------ Provided records
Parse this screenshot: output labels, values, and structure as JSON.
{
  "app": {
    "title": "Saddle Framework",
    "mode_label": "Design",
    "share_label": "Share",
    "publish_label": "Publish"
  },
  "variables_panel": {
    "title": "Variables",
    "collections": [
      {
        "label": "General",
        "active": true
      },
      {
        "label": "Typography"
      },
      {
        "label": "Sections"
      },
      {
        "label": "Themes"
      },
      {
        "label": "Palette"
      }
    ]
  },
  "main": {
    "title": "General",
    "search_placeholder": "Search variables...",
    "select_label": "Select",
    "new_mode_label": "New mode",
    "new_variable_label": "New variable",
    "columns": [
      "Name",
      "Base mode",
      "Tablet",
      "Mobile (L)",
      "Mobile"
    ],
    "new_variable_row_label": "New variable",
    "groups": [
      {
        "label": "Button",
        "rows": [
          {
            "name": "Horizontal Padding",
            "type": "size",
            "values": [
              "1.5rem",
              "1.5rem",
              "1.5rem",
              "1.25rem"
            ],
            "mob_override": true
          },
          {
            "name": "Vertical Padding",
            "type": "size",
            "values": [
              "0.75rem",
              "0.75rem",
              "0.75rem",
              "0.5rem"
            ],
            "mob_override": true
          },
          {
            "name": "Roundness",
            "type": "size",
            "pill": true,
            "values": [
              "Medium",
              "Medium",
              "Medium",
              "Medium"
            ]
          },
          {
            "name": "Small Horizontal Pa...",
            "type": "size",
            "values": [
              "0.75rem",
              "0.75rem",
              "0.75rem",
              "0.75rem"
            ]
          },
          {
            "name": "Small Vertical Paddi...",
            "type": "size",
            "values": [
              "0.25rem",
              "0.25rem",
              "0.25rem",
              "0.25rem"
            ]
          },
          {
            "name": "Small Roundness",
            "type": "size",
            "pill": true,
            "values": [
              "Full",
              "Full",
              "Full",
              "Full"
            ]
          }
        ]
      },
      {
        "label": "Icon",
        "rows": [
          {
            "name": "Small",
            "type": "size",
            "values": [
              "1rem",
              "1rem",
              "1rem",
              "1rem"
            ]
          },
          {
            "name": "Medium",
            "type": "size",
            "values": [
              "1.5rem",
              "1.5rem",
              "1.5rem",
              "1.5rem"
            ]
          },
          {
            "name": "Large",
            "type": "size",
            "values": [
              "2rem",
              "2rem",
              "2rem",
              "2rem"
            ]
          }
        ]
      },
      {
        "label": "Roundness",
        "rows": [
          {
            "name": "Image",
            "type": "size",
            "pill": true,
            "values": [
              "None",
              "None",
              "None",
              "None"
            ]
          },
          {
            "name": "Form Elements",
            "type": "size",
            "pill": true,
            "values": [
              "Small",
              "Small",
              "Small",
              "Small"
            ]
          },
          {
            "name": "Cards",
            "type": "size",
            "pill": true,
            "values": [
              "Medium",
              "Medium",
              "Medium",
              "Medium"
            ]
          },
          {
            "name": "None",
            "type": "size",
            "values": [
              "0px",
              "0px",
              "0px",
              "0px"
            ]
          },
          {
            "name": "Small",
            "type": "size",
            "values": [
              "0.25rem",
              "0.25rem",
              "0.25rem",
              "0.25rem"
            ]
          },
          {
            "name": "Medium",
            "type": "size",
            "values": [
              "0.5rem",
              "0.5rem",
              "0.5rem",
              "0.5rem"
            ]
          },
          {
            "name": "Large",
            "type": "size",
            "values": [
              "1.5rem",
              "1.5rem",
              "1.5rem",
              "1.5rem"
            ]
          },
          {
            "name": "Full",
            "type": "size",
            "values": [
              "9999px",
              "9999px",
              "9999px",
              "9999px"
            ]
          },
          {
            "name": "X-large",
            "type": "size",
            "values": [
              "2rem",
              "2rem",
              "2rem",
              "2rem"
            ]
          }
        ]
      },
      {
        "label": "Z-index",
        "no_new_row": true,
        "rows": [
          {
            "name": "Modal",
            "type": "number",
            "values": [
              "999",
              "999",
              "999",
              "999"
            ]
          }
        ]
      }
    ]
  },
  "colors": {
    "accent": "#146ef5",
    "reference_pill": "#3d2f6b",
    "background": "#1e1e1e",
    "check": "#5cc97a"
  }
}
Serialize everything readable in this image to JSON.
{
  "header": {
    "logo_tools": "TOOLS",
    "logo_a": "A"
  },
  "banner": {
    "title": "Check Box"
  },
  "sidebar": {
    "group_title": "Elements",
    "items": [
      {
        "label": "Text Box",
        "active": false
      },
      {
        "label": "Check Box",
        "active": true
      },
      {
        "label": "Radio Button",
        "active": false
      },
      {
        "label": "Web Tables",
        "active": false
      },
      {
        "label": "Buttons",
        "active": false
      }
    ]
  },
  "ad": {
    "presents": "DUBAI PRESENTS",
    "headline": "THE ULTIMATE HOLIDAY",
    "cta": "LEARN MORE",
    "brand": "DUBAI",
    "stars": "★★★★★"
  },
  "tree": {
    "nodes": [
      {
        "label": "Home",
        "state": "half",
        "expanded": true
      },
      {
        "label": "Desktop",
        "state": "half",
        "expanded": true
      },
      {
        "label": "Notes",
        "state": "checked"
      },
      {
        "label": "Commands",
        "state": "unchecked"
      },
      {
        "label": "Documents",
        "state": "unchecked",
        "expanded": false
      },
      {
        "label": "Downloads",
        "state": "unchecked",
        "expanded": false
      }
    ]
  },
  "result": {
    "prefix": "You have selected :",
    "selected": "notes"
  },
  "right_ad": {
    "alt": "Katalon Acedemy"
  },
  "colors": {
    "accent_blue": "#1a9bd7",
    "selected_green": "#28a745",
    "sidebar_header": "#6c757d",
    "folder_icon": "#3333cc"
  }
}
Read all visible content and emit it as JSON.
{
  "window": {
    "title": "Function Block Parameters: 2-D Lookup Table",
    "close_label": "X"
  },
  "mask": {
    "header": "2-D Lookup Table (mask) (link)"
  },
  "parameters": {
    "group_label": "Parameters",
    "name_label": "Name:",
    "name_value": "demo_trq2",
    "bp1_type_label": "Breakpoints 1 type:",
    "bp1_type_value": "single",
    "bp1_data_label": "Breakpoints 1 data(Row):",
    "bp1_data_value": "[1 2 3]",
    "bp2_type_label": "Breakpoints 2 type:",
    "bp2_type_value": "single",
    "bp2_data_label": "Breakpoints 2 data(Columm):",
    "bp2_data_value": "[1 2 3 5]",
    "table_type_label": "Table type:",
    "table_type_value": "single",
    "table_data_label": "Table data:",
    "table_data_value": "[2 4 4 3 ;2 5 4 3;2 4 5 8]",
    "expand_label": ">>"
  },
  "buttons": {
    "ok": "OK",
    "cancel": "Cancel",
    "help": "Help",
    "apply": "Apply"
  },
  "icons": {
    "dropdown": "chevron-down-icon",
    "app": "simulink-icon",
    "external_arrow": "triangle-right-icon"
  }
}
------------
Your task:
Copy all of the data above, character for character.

Exercise solution:
Parse this screenshot: output labels, values, and structure as JSON.
{
  "app": {
    "title": "Saddle Framework",
    "mode_label": "Design",
    "share_label": "Share",
    "publish_label": "Publish"
  },
  "variables_panel": {
    "title": "Variables",
    "collections": [
      {
        "label": "General",
        "active": true
      },
      {
        "label": "Typography"
      },
      {
        "label": "Sections"
      },
      {
        "label": "Themes"
      },
      {
        "label": "Palette"
      }
    ]
  },
  "main": {
    "title": "General",
    "search_placeholder": "Search variables...",
    "select_label": "Select",
    "new_mode_label": "New mode",
    "new_variable_label": "New variable",
    "columns": [
      "Name",
      "Base mode",
      "Tablet",
      "Mobile (L)",
      "Mobile"
    ],
    "new_variable_row_label": "New variable",
    "groups": [
      {
        "label": "Button",
        "rows": [
          {
            "name": "Horizontal Padding",
            "type": "size",
            "values": [
              "1.5rem",
              "1.5rem",
              "1.5rem",
              "1.25rem"
            ],
            "mob_override": true
          },
          {
            "name": "Vertical Padding",
            "type": "size",
            "values": [
              "0.75rem",
              "0.75rem",
              "0.75rem",
              "0.5rem"
            ],
            "mob_override": true
          },
          {
            "name": "Roundness",
            "type": "size",
            "pill": true,
            "values": [
              "Medium",
              "Medium",
              "Medium",
              "Medium"
            ]
          },
          {
            "name": "Small Horizontal Pa...",
            "type": "size",
            "values": [
              "0.75rem",
              "0.75rem",
              "0.75rem",
              "0.75rem"
            ]
          },
          {
            "name": "Small Vertical Paddi...",
            "type": "size",
            "values": [
              "0.25rem",
              "0.25rem",
              "0.25rem",
              "0.25rem"
            ]
          },
          {
            "name": "Small Roundness",
            "type": "size",
            "pill": true,
            "values": [
              "Full",
              "Full",
              "Full",
              "Full"
            ]
          }
        ]
      },
      {
        "label": "Icon",
        "rows": [
          {
            "name": "Small",
            "type": "size",
            "values": [
              "1rem",
              "1rem",
              "1rem",
              "1rem"
            ]
          },
          {
            "name": "Medium",
            "type": "size",
            "values": [
              "1.5rem",
              "1.5rem",
              "1.5rem",
              "1.5rem"
            ]
          },
          {
            "name": "Large",
            "type": "size",
            "values": [
              "2rem",
              "2rem",
              "2rem",
              "2rem"
            ]
          }
        ]
      },
      {
        "label": "Roundness",
        "rows": [
          {
            "name": "Image",
            "type": "size",
            "pill": true,
            "values": [
              "None",
              "None",
              "None",
              "None"
            ]
          },
          {
            "name": "Form Elements",
            "type": "size",
            "pill": true,
            "values": [
              "Small",
              "Small",
              "Small",
              "Small"
            ]
          },
          {
            "name": "Cards",
            "type": "size",
            "pill": true,
            "values": [
              "Medium",
              "Medium",
              "Medium",
              "Medium"
            ]
          },
          {
            "name": "None",
            "type": "size",
            "values": [
              "0px",
              "0px",
              "0px",
              "0px"
            ]
          },
          {
            "name": "Small",
            "type": "size",
            "values": [
              "0.25rem",
              "0.25rem",
              "0.25rem",
              "0.25rem"
            ]
          },
          {
            "name": "Medium",
            "type": "size",
            "values": [
              "0.5rem",
              "0.5rem",
              "0.5rem",
              "0.5rem"
            ]
          },
          {
            "name": "Large",
            "type": "size",
            "values": [
              "1.5rem",
              "1.5rem",
              "1.5rem",
              "1.5rem"
            ]
          },
          {
            "name": "Full",
            "type": "size",
            "values": [
              "9999px",
              "9999px",
              "9999px",
              "9999px"
            ]
          },
          {
            "name": "X-large",
            "type": "size",
            "values": [
              "2rem",
              "2rem",
              "2rem",
              "2rem"
            ]
          }
        ]
      },
      {
        "label": "Z-index",
        "no_new_row": true,
        "rows": [
          {
            "name": "Modal",
            "type": "number",
            "values": [
              "999",
              "999",
              "999",
              "999"
            ]
          }
        ]
      }
    ]
  },
  "colors": {
    "accent": "#146ef5",
    "reference_pill": "#3d2f6b",
    "background": "#1e1e1e",
    "check": "#5cc97a"
  }
}
Serialize everything readable in this image to JSON.
{
  "header": {
    "logo_tools": "TOOLS",
    "logo_a": "A"
  },
  "banner": {
    "title": "Check Box"
  },
  "sidebar": {
    "group_title": "Elements",
    "items": [
      {
        "label": "Text Box",
        "active": false
      },
      {
        "label": "Check Box",
        "active": true
      },
      {
        "label": "Radio Button",
        "active": false
      },
      {
        "label": "Web Tables",
        "active": false
      },
      {
        "label": "Buttons",
        "active": false
      }
    ]
  },
  "ad": {
    "presents": "DUBAI PRESENTS",
    "headline": "THE ULTIMATE HOLIDAY",
    "cta": "LEARN MORE",
    "brand": "DUBAI",
    "stars": "★★★★★"
  },
  "tree": {
    "nodes": [
      {
        "label": "Home",
        "state": "half",
        "expanded": true
      },
      {
        "label": "Desktop",
        "state": "half",
        "expanded": true
      },
      {
        "label": "Notes",
        "state": "checked"
      },
      {
        "label": "Commands",
        "state": "unchecked"
      },
      {
        "label": "Documents",
        "state": "unchecked",
        "expanded": false
      },
      {
        "label": "Downloads",
        "state": "unchecked",
        "expanded": false
      }
    ]
  },
  "result": {
    "prefix": "You have selected :",
    "selected": "notes"
  },
  "right_ad": {
    "alt": "Katalon Acedemy"
  },
  "colors": {
    "accent_blue": "#1a9bd7",
    "selected_green": "#28a745",
    "sidebar_header": "#6c757d",
    "folder_icon": "#3333cc"
  }
}
Read all visible content and emit it as JSON.
{
  "window": {
    "title": "Function Block Parameters: 2-D Lookup Table",
    "close_label": "X"
  },
  "mask": {
    "header": "2-D Lookup Table (mask) (link)"
  },
  "parameters": {
    "group_label": "Parameters",
    "name_label": "Name:",
    "name_value": "demo_trq2",
    "bp1_type_label": "Breakpoints 1 type:",
    "bp1_type_value": "single",
    "bp1_data_label": "Breakpoints 1 data(Row):",
    "bp1_data_value": "[1 2 3]",
    "bp2_type_label": "Breakpoints 2 type:",
    "bp2_type_value": "single",
    "bp2_data_label": "Breakpoints 2 data(Columm):",
    "bp2_data_value": "[1 2 3 5]",
    "table_type_label": "Table type:",
    "table_type_value": "single",
    "table_data_label": "Table data:",
    "table_data_value": "[2 4 4 3 ;2 5 4 3;2 4 5 8]",
    "expand_label": ">>"
  },
  "buttons": {
    "ok": "OK",
    "cancel": "Cancel",
    "help": "Help",
    "apply": "Apply"
  },
  "icons": {
    "dropdown": "chevron-down-icon",
    "app": "simulink-icon",
    "external_arrow": "triangle-right-icon"
  }
}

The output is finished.